A federal judge on Wednesday temporarily banned West Virginia from banning a transgender girl from her school's sports teams, effectively saying the state's discriminatory law, passed earlier this year, was unenforceable.
A federal judge on Wednesday temporarily blocked West Virginia from barring a transgender girl from her school's sports teams, effectively saying the state's discriminatory law passed earlier this year was unenforceable.
U.S. District Judge Joseph Goodwin issued a preliminary injunction, saying 11-year-old Becky Pepper-Jackson should be allowed to participate on her school's girls cross country team while the case is pending. The lawsuit was filed shortly after West Virginia Gov. Jim Justice (R) signed the anti-trans sports bill into law in April, which bars transgender girls from competing on sports teams at public middle schools and high schools or at state universities. At the time, Justice said it was the âright thing to do.â
The judge for the Southern District of West Virginia rejected that notion, saying the law likely violates the Constitution's Equal Protection Clause and the government's Title IX requirements.Â
âA fear of the unknown and discomfort with the unfamiliar have motivated many of the most malignant harms committed by our country's governments on their own citizens,â Goodwin wrote in his decision. âOut of fear of those less like them, the powerful have made laws that restricted who could attend what schools, who could work certain jobs, who could marry whom, and even how people can practice their religions.â
He added: âI have been provided with scant evidence that this law addresses any problem at all, let alone an important problem.â
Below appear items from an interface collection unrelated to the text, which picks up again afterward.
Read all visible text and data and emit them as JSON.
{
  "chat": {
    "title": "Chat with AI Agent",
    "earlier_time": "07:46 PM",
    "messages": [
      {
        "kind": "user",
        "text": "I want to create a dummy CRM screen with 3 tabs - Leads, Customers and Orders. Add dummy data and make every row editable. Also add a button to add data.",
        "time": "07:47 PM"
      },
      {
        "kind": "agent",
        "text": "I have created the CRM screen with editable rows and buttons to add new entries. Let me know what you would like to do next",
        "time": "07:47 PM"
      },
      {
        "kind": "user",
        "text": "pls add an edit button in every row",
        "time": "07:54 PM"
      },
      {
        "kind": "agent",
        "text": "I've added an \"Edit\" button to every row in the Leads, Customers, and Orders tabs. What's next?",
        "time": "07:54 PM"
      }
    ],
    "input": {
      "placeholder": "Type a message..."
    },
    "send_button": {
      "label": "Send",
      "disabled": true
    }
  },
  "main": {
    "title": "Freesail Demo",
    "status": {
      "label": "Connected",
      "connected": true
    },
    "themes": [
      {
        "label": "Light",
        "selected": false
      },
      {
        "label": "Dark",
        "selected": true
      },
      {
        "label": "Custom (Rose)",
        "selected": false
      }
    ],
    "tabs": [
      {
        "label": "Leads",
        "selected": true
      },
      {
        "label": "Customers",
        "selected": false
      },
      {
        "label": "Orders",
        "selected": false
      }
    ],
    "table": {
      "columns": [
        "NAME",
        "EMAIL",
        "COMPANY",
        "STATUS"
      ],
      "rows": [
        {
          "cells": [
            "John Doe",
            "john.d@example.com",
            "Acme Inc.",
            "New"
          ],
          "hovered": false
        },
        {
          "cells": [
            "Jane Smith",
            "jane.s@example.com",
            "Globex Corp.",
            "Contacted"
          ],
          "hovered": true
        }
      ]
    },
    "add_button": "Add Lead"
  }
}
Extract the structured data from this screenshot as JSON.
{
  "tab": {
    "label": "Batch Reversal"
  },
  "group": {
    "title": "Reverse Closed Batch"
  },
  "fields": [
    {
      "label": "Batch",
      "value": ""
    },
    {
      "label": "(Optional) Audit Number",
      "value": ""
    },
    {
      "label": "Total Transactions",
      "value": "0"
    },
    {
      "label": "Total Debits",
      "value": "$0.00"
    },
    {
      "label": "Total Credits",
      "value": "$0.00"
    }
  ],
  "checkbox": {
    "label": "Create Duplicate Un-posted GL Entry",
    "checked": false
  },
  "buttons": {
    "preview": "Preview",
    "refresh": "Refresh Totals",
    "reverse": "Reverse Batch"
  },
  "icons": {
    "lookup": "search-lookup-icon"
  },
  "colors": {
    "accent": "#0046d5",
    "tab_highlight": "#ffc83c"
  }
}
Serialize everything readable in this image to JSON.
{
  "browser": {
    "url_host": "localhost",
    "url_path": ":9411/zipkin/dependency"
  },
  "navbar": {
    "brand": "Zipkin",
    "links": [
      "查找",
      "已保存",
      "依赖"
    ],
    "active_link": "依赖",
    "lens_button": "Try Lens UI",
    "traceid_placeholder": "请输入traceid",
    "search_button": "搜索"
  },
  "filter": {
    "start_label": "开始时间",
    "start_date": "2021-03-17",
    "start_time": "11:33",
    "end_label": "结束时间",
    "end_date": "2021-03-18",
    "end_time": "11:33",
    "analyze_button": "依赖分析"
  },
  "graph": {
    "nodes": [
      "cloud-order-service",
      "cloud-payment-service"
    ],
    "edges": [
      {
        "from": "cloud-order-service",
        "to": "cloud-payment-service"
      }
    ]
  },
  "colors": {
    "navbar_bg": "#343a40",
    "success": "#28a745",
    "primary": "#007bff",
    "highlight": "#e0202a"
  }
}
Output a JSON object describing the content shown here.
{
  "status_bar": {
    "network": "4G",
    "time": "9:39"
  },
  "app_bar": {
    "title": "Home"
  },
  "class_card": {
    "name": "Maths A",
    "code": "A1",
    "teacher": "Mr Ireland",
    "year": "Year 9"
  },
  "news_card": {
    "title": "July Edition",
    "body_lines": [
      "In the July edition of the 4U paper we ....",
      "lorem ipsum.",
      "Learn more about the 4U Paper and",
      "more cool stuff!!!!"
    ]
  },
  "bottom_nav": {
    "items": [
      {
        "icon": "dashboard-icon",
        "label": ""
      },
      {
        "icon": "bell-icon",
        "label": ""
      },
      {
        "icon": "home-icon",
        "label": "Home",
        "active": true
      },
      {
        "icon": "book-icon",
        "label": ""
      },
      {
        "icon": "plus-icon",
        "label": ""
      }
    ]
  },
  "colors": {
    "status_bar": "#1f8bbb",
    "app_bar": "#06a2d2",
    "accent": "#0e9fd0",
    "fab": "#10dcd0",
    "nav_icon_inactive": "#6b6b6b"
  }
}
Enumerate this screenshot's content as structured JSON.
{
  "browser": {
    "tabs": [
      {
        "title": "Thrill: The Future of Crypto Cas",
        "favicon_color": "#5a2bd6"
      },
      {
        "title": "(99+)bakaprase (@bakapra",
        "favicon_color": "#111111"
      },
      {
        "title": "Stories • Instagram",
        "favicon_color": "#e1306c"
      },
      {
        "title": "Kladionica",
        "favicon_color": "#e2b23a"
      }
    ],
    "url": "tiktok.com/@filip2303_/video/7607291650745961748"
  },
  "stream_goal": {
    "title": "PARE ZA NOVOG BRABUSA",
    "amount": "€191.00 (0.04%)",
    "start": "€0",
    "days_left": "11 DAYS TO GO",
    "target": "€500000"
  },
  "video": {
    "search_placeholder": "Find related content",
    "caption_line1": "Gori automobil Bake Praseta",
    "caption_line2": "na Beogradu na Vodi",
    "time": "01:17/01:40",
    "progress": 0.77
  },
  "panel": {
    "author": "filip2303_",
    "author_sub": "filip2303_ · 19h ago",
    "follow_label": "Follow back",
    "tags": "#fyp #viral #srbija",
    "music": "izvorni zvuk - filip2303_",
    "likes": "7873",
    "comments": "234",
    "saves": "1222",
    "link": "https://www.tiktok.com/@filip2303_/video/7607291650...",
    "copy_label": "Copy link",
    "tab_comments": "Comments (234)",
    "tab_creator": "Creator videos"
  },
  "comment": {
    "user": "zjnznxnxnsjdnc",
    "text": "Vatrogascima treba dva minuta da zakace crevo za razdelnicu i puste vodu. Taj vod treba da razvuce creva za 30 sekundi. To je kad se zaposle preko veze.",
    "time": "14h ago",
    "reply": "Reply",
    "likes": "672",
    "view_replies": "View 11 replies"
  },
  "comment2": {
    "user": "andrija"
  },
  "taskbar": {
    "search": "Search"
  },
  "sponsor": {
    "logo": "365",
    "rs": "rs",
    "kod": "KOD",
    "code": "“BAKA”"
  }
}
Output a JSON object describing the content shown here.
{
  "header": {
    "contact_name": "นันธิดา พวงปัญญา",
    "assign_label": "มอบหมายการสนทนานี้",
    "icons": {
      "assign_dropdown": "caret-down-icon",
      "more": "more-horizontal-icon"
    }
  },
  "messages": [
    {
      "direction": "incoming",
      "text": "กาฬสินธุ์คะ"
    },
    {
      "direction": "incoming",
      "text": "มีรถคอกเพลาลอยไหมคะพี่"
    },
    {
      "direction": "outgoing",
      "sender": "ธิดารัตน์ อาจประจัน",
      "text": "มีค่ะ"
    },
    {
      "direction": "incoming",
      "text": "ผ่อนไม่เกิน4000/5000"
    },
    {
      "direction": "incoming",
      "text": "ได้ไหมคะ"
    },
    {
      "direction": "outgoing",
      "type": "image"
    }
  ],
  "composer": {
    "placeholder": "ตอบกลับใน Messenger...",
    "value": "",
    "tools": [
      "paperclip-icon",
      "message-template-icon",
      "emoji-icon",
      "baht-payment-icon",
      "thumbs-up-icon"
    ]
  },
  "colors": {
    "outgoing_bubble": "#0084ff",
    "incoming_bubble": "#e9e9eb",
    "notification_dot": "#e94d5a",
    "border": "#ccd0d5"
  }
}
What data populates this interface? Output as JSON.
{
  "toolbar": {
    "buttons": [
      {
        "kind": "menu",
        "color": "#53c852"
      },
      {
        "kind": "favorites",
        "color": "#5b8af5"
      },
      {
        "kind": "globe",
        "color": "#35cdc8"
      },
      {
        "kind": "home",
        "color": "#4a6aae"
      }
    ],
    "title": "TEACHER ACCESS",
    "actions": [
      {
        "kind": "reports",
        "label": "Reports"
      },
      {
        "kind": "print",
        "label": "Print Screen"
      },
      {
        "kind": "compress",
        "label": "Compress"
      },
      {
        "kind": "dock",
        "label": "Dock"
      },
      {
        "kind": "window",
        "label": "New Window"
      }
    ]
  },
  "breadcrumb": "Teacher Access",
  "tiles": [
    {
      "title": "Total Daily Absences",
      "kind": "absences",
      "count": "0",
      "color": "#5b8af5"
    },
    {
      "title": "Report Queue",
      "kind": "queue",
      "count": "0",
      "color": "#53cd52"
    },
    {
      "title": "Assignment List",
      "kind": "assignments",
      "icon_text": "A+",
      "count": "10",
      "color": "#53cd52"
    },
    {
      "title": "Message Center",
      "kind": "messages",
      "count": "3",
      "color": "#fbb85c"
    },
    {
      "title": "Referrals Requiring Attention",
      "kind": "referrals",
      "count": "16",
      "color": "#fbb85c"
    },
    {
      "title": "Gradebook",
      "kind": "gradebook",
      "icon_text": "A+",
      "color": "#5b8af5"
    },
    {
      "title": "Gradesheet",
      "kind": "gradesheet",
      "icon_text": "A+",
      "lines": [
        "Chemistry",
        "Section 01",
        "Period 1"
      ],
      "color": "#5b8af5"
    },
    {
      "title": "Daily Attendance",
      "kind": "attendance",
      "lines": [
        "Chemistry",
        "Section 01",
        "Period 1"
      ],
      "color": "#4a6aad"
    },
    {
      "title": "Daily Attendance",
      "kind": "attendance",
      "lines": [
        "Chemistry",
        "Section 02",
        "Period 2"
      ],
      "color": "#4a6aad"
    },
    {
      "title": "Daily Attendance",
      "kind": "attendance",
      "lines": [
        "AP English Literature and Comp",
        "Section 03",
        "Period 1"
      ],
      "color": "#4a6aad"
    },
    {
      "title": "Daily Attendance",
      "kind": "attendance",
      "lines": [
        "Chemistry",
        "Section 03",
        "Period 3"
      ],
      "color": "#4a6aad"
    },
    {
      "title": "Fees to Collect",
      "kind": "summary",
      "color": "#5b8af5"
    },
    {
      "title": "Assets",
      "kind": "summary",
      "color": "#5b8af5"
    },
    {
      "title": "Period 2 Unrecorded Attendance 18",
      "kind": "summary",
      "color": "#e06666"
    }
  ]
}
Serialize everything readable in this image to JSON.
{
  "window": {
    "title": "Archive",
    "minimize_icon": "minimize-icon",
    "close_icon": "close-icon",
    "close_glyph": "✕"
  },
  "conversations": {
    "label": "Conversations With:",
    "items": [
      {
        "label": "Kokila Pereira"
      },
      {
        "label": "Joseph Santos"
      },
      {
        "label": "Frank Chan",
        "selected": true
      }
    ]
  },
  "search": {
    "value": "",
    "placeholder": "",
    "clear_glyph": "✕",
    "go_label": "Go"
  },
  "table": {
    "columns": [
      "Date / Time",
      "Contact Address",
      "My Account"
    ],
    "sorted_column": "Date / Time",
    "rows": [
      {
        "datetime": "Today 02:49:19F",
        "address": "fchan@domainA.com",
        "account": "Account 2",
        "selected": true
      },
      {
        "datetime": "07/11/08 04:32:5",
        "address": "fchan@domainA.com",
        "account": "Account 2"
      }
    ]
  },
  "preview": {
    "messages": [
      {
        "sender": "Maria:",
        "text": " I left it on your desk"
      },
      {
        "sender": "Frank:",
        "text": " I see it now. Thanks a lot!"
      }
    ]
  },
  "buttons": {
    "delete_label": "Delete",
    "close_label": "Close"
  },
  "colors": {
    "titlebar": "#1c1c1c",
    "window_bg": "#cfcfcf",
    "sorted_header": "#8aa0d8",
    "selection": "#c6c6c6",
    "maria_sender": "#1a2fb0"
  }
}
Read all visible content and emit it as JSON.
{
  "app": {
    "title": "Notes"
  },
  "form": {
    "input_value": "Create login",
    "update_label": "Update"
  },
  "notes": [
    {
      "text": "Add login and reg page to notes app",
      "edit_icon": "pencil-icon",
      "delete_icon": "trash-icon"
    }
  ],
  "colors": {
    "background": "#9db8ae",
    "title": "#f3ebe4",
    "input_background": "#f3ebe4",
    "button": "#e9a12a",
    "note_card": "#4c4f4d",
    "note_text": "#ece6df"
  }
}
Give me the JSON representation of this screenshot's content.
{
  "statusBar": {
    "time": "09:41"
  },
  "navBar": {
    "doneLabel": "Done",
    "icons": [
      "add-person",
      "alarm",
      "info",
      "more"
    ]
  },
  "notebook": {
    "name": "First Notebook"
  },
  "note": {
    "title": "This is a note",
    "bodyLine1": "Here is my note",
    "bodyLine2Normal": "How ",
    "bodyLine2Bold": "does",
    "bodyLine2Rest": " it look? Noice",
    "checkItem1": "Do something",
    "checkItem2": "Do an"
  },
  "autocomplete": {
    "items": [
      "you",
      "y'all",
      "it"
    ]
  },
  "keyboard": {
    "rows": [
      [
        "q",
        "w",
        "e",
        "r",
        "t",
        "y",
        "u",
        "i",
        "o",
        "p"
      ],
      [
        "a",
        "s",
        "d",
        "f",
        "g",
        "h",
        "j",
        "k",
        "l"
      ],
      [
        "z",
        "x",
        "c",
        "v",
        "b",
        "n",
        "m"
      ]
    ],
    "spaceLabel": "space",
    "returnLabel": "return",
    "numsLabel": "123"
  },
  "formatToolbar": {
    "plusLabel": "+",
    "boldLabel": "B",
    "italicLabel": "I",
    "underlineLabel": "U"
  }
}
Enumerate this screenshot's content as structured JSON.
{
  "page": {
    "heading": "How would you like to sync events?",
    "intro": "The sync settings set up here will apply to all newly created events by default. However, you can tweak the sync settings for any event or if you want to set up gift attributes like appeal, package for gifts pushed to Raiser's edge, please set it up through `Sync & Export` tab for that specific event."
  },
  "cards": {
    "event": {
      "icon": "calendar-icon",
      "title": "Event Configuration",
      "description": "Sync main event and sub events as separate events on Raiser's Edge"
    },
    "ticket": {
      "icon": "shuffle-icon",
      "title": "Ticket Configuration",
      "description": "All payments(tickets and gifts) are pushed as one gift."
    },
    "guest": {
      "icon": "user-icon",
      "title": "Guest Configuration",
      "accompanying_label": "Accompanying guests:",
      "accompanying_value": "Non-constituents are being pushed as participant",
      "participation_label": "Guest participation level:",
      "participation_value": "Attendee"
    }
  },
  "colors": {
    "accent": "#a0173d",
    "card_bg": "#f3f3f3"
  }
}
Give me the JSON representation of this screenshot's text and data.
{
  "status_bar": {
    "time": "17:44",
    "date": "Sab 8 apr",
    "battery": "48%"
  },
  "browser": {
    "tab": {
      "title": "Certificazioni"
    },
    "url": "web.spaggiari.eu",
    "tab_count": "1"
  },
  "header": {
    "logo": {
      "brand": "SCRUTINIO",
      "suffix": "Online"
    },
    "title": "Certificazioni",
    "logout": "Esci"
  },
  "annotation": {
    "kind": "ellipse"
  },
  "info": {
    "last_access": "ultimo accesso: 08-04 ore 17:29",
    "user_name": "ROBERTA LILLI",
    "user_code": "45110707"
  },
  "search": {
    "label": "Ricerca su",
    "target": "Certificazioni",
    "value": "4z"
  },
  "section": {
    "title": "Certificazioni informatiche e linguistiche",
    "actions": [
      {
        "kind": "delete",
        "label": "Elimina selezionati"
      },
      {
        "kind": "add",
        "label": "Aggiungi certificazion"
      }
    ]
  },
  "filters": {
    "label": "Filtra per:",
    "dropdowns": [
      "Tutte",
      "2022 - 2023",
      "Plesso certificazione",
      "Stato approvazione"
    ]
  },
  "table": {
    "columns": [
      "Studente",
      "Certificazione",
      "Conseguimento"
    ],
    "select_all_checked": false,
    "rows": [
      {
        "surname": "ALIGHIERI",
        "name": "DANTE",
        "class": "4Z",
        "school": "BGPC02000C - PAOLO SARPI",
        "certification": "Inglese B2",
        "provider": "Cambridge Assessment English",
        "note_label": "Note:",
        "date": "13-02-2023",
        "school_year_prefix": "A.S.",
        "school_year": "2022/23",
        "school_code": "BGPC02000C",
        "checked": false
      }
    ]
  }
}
Becky is an amazing kid who deserves the same opportunities as every girl her age. And Becky has a lot of people in her corner in this battle, including @LambdaLegal @aclu and @cooleyLLP. And the support of so many West Virginians!â ACLU of WV (@ACLU_ ...